== PROVIDED RECORDS ==
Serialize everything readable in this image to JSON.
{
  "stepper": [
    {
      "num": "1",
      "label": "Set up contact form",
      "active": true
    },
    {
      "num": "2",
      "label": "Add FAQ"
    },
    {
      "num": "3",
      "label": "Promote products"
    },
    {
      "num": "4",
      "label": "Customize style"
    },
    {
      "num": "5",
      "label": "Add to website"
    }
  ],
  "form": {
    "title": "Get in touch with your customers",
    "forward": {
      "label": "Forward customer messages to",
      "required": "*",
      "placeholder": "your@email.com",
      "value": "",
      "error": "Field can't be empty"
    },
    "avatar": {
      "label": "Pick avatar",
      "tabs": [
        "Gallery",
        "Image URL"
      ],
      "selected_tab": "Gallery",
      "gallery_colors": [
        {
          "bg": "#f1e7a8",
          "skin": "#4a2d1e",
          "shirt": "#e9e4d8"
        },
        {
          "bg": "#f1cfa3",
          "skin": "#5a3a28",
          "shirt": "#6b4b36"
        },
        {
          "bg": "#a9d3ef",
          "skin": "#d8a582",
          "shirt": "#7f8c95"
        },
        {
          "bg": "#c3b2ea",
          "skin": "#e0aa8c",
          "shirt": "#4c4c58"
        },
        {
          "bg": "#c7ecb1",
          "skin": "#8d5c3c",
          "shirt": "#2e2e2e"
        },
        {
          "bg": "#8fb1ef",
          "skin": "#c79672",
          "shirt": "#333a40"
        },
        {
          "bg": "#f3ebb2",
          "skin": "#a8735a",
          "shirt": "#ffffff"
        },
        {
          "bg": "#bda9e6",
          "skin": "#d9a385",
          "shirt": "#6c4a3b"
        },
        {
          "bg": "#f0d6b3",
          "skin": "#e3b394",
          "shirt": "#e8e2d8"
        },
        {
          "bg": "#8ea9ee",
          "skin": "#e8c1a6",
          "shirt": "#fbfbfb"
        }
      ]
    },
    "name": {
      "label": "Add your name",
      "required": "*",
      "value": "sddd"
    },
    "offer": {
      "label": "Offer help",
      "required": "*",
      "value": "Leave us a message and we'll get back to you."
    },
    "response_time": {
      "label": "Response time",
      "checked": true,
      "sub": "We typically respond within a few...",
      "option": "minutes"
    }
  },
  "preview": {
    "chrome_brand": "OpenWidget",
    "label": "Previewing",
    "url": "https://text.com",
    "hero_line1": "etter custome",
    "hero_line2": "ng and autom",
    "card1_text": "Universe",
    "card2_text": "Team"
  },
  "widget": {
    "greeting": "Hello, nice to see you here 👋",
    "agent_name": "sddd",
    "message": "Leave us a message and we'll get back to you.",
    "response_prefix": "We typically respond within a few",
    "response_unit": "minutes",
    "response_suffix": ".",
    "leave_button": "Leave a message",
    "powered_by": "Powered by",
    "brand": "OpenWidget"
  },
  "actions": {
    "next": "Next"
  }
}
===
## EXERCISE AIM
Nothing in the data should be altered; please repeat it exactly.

## EXERCISE ANSWER
Serialize everything readable in this image to JSON.
{
  "stepper": [
    {
      "num": "1",
      "label": "Set up contact form",
      "active": true
    },
    {
      "num": "2",
      "label": "Add FAQ"
    },
    {
      "num": "3",
      "label": "Promote products"
    },
    {
      "num": "4",
      "label": "Customize style"
    },
    {
      "num": "5",
      "label": "Add to website"
    }
  ],
  "form": {
    "title": "Get in touch with your customers",
    "forward": {
      "label": "Forward customer messages to",
      "required": "*",
      "placeholder": "your@email.com",
      "value": "",
      "error": "Field can't be empty"
    },
    "avatar": {
      "label": "Pick avatar",
      "tabs": [
        "Gallery",
        "Image URL"
      ],
      "selected_tab": "Gallery",
      "gallery_colors": [
        {
          "bg": "#f1e7a8",
          "skin": "#4a2d1e",
          "shirt": "#e9e4d8"
        },
        {
          "bg": "#f1cfa3",
          "skin": "#5a3a28",
          "shirt": "#6b4b36"
        },
        {
          "bg": "#a9d3ef",
          "skin": "#d8a582",
          "shirt": "#7f8c95"
        },
        {
          "bg": "#c3b2ea",
          "skin": "#e0aa8c",
          "shirt": "#4c4c58"
        },
        {
          "bg": "#c7ecb1",
          "skin": "#8d5c3c",
          "shirt": "#2e2e2e"
        },
        {
          "bg": "#8fb1ef",
          "skin": "#c79672",
          "shirt": "#333a40"
        },
        {
          "bg": "#f3ebb2",
          "skin": "#a8735a",
          "shirt": "#ffffff"
        },
        {
          "bg": "#bda9e6",
          "skin": "#d9a385",
          "shirt": "#6c4a3b"
        },
        {
          "bg": "#f0d6b3",
          "skin": "#e3b394",
          "shirt": "#e8e2d8"
        },
        {
          "bg": "#8ea9ee",
          "skin": "#e8c1a6",
          "shirt": "#fbfbfb"
        }
      ]
    },
    "name": {
      "label": "Add your name",
      "required": "*",
      "value": "sddd"
    },
    "offer": {
      "label": "Offer help",
      "required": "*",
      "value": "Leave us a message and we'll get back to you."
    },
    "response_time": {
      "label": "Response time",
      "checked": true,
      "sub": "We typically respond within a few...",
      "option": "minutes"
    }
  },
  "preview": {
    "chrome_brand": "OpenWidget",
    "label": "Previewing",
    "url": "https://text.com",
    "hero_line1": "etter custome",
    "hero_line2": "ng and autom",
    "card1_text": "Universe",
    "card2_text": "Team"
  },
  "widget": {
    "greeting": "Hello, nice to see you here 👋",
    "agent_name": "sddd",
    "message": "Leave us a message and we'll get back to you.",
    "response_prefix": "We typically respond within a few",
    "response_unit": "minutes",
    "response_suffix": ".",
    "leave_button": "Leave a message",
    "powered_by": "Powered by",
    "brand": "OpenWidget"
  },
  "actions": {
    "next": "Next"
  }
}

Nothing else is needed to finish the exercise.